- [Exercise details]: Across all the entries, tally the lines holding the word "cinqlucas", and give the number by itself.

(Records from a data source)
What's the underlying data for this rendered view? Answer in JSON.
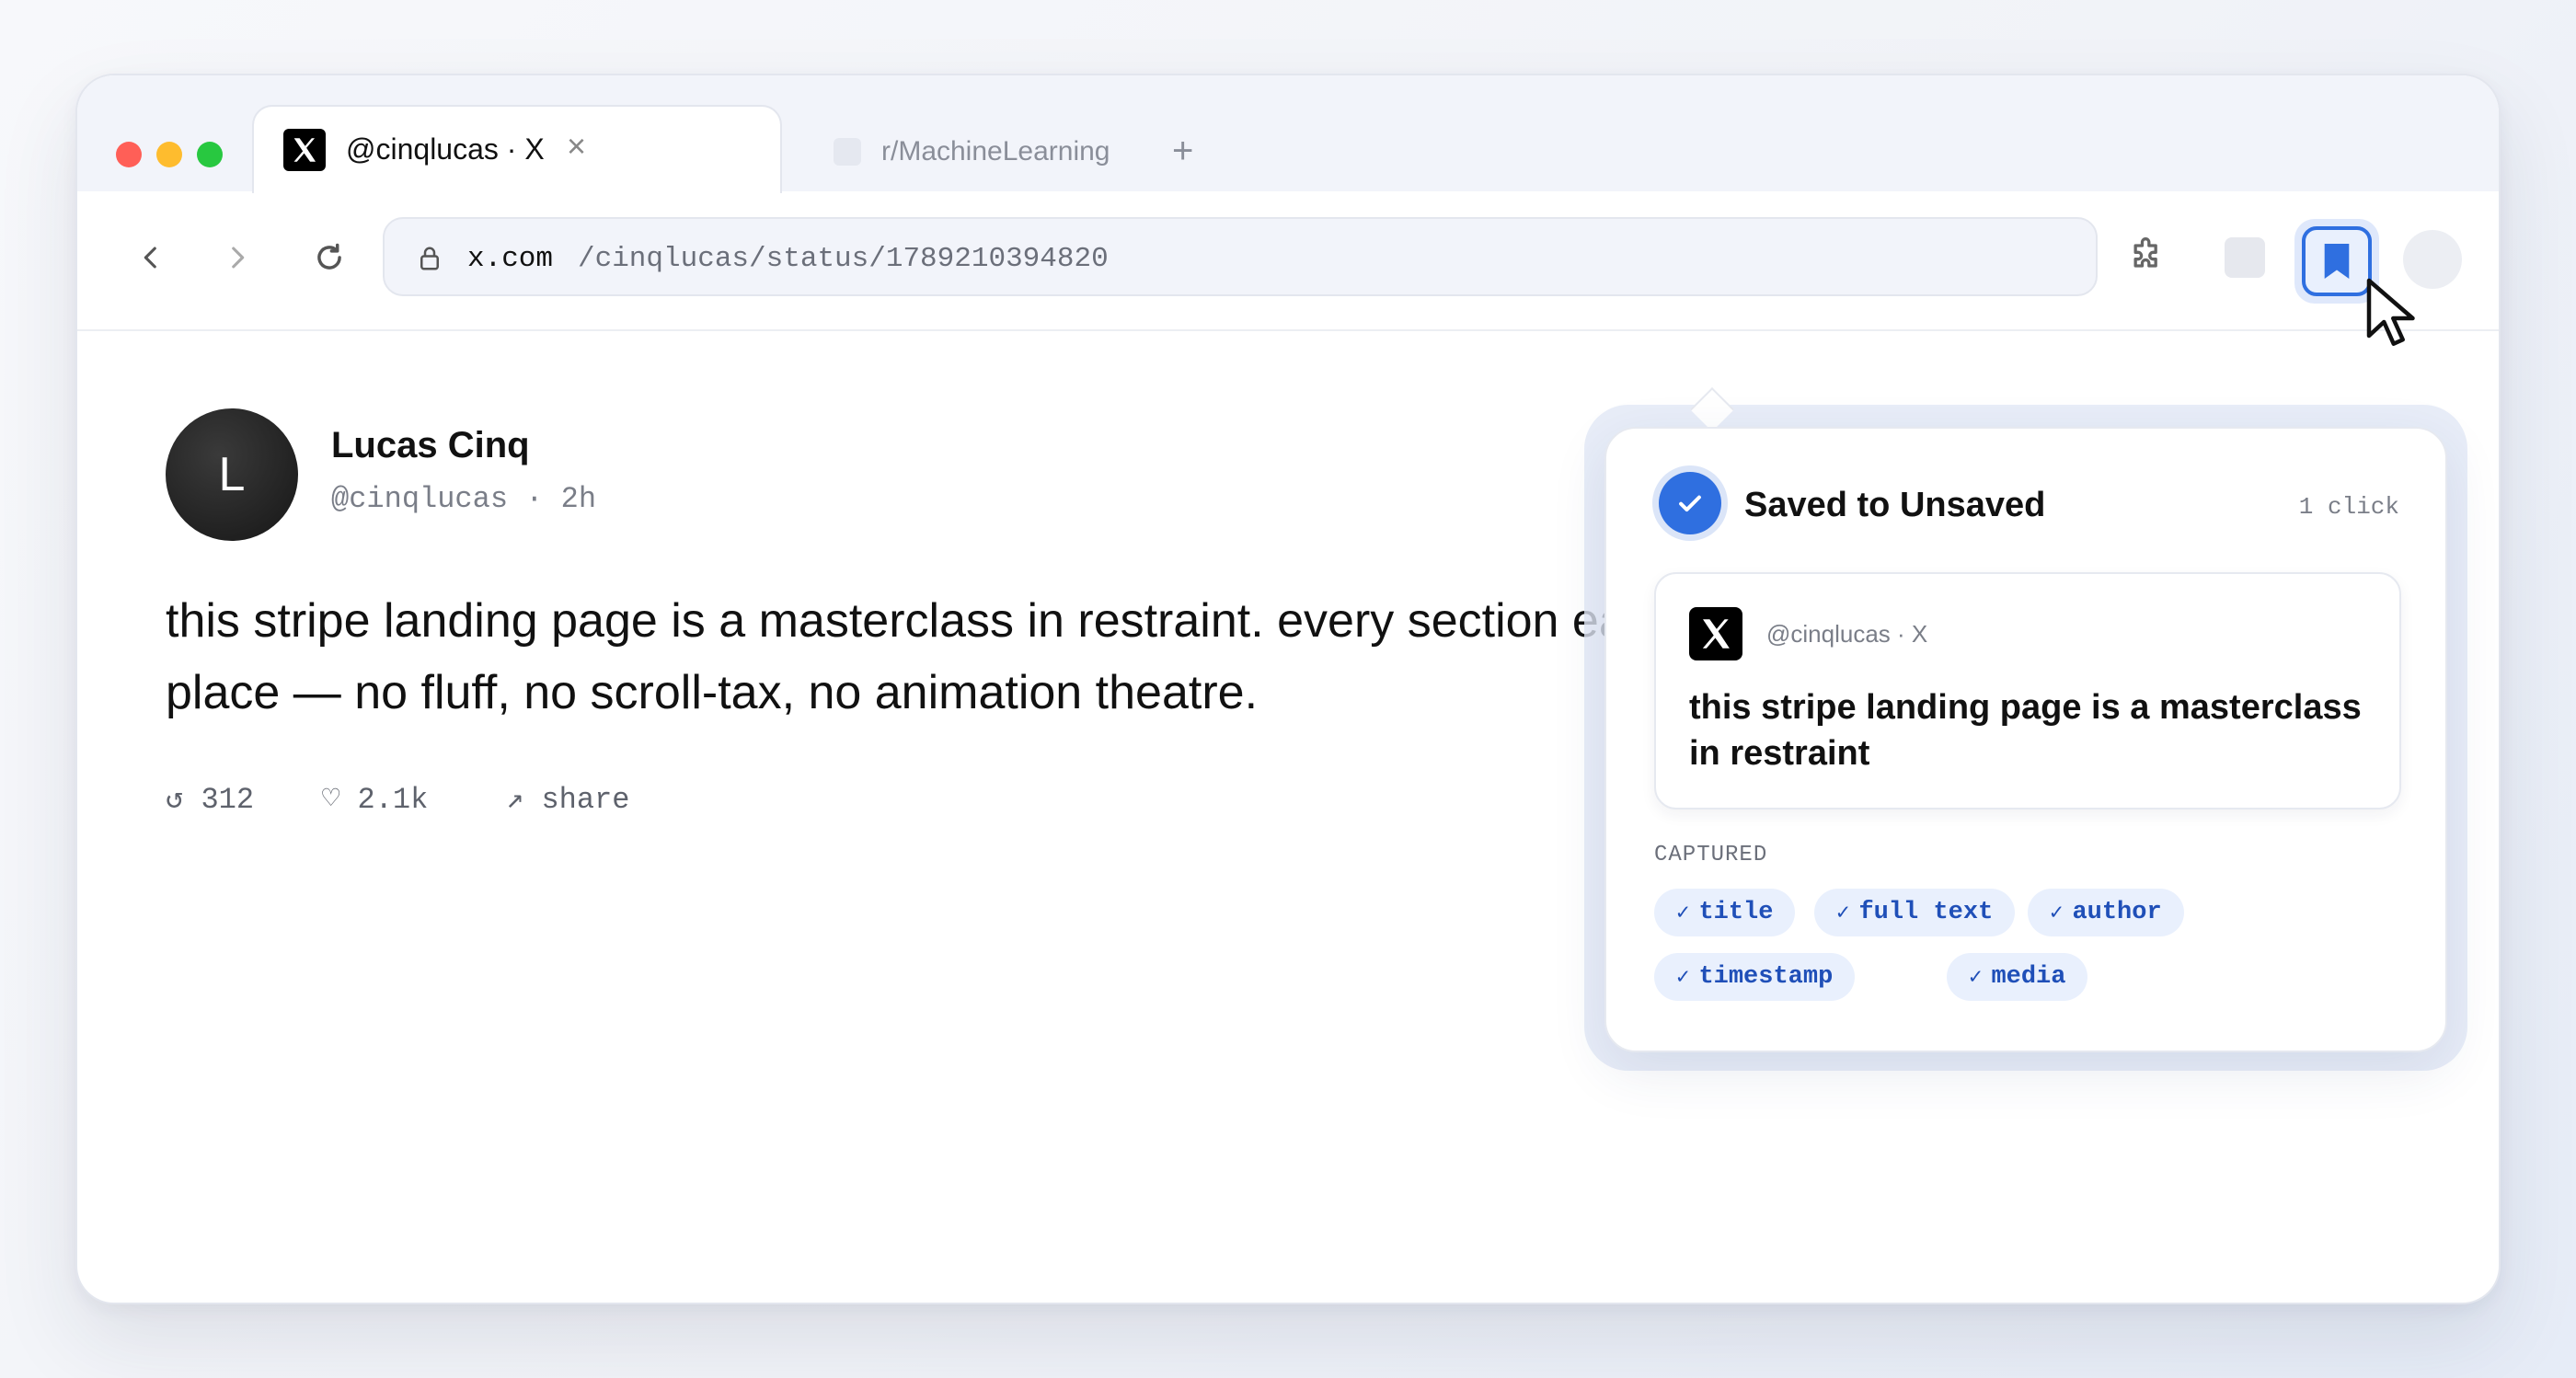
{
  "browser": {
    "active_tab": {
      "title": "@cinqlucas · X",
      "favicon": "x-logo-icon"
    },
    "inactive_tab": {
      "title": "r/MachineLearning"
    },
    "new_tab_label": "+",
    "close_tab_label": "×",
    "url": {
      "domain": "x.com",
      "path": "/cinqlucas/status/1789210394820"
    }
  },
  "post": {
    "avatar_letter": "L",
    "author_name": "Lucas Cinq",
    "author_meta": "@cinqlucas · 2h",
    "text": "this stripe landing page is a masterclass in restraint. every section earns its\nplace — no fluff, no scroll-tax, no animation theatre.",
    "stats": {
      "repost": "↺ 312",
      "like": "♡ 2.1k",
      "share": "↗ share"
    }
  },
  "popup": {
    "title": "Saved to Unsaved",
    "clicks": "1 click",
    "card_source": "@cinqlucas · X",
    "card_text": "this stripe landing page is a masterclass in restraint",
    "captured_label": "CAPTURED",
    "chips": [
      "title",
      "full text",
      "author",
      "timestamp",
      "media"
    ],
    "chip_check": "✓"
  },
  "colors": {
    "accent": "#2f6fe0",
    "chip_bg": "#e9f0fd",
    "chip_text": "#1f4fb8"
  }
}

- [Answer for the task]: 4